Air Force Station Kalaikunda was built by the British during World War II to conduct raids against advancing Japanese in Burma and also for operations to transport aid to parts of China. In 1943, it was designated as a B-29 Superfortress Base for the planned deployment of the United States Army Air Forces XX Bomber Command. Incidentally this is the same aircraft that had carried the atom bomb during Hiroshima bombings.

It is believed the B-29 that dropped the atom bomb named ‘Little Boy’ on Hiroshima on August 6, 1945, commanded by Colonel Paul Tibbets, Jr. originally was stationed at Kalaikunda and took off for its launchpad air base station from Bengal. Tibbets had painted the aircraft the day before with his mother’s name, Enola Gay on it.

Since 1943 Kalaikunda was being upgraded and thousands of people from Bengal were used as labourers to upgrade the facility for B-29 Superfortress operations. It was one of four B-29 bases established by the Americans in India. When the XX Bomber Command arrived at Kalaikunda in late March 1944, the conditions at the base were poor, and the runways were still in the process of being lengthened when the first B-29s arrived. 

The operational B-29 group assigned to Kalaikunda was the 468th Bombardment Group, with the 512th, 792d, 793d, 749th and 795th Bombardment Squadrons. Initially, the 468th hauled bombs, fuel, ammunition and spare parts 1,200 miles to its forward staging base at Pengshan Airfield of China, from where they were sent on a combat mission to other stations. 
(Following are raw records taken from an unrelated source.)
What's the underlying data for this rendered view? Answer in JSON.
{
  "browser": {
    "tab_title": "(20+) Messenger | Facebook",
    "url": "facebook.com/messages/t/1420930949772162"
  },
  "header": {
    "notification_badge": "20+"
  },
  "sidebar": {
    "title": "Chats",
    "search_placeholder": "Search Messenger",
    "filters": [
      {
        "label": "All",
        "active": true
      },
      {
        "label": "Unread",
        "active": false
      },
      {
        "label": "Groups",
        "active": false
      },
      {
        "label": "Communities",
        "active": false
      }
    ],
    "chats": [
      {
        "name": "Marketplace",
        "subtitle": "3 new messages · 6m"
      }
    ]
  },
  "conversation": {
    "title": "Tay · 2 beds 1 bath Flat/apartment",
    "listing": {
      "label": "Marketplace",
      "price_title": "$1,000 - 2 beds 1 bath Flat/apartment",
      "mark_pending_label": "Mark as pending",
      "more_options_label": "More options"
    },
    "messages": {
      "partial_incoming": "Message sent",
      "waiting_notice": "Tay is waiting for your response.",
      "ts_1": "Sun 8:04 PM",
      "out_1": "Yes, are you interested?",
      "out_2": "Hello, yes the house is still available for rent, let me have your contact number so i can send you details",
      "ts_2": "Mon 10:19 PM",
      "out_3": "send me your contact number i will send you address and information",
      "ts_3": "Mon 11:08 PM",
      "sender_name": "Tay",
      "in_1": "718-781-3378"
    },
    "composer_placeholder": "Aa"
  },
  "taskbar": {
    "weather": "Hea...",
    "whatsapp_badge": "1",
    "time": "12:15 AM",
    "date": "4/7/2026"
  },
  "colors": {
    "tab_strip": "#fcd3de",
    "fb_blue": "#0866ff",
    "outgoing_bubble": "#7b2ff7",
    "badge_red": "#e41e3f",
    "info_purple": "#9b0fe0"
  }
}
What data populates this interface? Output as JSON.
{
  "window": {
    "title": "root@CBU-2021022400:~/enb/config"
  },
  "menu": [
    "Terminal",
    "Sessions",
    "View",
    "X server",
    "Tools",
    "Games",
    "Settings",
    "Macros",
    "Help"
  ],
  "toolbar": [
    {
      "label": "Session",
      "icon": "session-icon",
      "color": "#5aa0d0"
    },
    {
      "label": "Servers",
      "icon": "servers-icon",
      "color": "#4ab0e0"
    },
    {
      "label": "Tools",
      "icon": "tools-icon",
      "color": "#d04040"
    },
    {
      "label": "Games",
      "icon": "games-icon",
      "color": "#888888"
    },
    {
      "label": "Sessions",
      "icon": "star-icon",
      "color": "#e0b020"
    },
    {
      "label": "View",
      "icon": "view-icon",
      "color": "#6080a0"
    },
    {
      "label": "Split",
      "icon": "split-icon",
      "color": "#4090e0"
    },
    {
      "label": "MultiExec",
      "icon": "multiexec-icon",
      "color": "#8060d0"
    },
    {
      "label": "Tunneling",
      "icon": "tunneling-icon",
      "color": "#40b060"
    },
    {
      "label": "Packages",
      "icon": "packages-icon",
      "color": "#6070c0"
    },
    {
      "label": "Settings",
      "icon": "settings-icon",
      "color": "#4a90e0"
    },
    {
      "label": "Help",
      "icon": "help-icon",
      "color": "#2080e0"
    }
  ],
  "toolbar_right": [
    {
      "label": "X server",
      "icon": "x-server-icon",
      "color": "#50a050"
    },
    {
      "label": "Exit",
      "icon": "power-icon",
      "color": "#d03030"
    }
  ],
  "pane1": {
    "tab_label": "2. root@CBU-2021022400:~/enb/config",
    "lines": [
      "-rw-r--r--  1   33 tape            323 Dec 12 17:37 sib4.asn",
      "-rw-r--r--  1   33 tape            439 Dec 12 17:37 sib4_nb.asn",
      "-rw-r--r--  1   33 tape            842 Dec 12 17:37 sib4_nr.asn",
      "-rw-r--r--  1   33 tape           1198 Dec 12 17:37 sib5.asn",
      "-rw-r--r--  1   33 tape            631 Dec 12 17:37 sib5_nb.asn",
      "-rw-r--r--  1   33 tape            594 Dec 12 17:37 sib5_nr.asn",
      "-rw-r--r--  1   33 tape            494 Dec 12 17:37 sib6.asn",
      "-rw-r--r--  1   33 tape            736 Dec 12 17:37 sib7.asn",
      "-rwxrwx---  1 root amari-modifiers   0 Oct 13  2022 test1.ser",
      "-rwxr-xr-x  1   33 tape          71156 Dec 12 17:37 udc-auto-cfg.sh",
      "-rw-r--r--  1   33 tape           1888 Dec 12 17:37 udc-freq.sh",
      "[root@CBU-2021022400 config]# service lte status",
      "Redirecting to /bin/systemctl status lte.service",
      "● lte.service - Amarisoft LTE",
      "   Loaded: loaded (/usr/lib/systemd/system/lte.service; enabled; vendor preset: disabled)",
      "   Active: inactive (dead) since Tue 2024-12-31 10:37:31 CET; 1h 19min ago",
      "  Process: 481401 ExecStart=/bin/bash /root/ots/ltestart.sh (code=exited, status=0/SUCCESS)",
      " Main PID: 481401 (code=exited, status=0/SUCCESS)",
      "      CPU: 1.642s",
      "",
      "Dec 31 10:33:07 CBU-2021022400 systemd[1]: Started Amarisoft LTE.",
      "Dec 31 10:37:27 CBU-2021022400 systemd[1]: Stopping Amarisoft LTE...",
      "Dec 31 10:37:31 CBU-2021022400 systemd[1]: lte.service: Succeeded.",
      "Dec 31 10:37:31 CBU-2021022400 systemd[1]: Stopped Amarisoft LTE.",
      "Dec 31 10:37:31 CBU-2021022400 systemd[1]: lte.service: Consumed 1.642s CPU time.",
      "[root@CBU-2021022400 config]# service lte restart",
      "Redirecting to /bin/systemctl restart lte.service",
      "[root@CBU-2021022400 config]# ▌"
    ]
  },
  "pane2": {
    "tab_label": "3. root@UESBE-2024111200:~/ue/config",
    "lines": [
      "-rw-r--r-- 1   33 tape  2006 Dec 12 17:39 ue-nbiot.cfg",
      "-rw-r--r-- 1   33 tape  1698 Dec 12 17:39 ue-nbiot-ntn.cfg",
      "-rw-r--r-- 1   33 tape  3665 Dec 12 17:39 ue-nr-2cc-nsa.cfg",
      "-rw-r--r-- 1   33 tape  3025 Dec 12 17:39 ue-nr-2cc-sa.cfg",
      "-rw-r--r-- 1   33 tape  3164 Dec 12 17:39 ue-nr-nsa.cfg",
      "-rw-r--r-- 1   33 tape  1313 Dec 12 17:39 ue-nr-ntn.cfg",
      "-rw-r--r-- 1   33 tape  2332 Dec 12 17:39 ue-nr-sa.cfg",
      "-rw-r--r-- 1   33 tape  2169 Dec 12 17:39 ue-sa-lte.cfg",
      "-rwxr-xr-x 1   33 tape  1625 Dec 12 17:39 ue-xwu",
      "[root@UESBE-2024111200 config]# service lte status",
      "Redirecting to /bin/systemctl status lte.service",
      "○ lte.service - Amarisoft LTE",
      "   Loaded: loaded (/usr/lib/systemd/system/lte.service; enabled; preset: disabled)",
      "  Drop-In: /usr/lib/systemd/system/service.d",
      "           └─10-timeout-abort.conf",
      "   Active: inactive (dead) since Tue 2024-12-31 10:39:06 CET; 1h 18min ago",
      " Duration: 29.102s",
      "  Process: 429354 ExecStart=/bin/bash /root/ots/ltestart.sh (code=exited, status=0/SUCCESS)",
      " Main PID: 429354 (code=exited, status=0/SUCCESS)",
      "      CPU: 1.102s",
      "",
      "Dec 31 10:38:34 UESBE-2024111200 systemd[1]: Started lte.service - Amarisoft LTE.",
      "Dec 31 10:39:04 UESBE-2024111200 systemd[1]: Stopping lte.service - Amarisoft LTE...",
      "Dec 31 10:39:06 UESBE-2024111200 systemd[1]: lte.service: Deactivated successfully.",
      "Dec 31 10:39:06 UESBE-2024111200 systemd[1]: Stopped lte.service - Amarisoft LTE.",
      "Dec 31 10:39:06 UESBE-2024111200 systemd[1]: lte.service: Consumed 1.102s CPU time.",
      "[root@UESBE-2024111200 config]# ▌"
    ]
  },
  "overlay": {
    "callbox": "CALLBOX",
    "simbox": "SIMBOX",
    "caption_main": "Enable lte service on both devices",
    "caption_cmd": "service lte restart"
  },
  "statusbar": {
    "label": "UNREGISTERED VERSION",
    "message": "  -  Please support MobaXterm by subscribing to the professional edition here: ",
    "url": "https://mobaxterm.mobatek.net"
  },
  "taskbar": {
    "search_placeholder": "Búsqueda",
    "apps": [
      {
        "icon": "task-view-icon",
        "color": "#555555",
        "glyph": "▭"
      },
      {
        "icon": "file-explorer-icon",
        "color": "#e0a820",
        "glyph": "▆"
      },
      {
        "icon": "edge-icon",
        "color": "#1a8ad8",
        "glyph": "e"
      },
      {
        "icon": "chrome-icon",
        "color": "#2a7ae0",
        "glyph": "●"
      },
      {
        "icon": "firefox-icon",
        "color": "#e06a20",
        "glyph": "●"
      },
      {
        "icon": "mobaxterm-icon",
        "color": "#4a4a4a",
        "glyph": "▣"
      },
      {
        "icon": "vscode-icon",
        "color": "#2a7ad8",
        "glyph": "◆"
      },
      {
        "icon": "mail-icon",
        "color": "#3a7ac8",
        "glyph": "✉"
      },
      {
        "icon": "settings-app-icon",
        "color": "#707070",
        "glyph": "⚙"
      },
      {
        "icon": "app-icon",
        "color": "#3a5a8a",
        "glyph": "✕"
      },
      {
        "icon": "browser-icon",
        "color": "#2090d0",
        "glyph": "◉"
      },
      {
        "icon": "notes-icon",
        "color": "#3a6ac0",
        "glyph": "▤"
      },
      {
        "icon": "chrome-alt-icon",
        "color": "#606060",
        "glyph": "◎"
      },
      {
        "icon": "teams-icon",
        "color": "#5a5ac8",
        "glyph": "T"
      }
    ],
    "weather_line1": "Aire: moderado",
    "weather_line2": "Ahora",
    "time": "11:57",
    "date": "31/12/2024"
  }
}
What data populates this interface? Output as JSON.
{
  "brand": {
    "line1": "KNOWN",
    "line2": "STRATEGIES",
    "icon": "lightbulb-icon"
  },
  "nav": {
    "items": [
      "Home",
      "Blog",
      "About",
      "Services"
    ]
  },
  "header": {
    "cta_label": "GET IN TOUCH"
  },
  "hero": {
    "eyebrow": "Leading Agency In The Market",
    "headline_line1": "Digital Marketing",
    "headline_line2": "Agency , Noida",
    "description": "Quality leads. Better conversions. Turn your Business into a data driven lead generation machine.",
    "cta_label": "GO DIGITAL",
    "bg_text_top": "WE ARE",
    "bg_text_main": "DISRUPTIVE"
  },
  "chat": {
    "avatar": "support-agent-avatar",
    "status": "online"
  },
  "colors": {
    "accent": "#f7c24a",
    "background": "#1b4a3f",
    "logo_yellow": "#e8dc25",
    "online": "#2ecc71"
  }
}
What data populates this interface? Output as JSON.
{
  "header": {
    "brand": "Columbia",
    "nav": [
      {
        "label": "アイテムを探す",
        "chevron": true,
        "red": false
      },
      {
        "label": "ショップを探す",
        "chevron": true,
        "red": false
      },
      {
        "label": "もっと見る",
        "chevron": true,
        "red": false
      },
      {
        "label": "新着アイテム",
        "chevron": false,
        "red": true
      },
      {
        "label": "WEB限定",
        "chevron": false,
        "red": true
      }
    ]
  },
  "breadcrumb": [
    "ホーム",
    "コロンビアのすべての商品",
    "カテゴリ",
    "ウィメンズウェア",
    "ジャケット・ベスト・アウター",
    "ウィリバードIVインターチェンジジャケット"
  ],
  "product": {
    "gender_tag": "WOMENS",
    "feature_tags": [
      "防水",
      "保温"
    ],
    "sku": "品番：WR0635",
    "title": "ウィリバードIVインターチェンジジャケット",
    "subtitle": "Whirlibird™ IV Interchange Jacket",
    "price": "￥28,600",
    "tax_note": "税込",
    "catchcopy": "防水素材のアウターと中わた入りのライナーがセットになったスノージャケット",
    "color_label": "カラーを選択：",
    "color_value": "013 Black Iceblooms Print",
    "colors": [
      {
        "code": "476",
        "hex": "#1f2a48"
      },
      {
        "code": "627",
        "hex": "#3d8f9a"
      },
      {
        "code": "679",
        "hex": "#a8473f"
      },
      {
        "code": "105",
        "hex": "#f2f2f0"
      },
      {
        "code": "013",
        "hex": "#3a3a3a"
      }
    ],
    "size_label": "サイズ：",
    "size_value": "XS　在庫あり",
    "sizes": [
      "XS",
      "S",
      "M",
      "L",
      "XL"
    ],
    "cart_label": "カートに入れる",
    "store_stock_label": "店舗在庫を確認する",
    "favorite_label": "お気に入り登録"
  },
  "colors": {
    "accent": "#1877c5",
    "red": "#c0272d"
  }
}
On 5 June 1944, the 468th flew its first operational mission from Kalaikunda against railroad yards at Bangkok, Thailand. Ten days later, flying from field A-7, the 468th bombed the Imperial Iron & Steel Works of Japan and thus started the opening of the B-29 phase of the Air Offensive against Japan. In July 1944, U. S. Marines invaded the Mariana Islands and as soon as Tinian was readied in May 1945, the group flew to West Field and continued the Air Offensive against Japan. The departure of the B-29s from Kalaikunda will forever be remembered as the darkest chapter in world history and we shudder to even think the aircraft that dropped the bomb was maintained and took off from the soils of Bengal!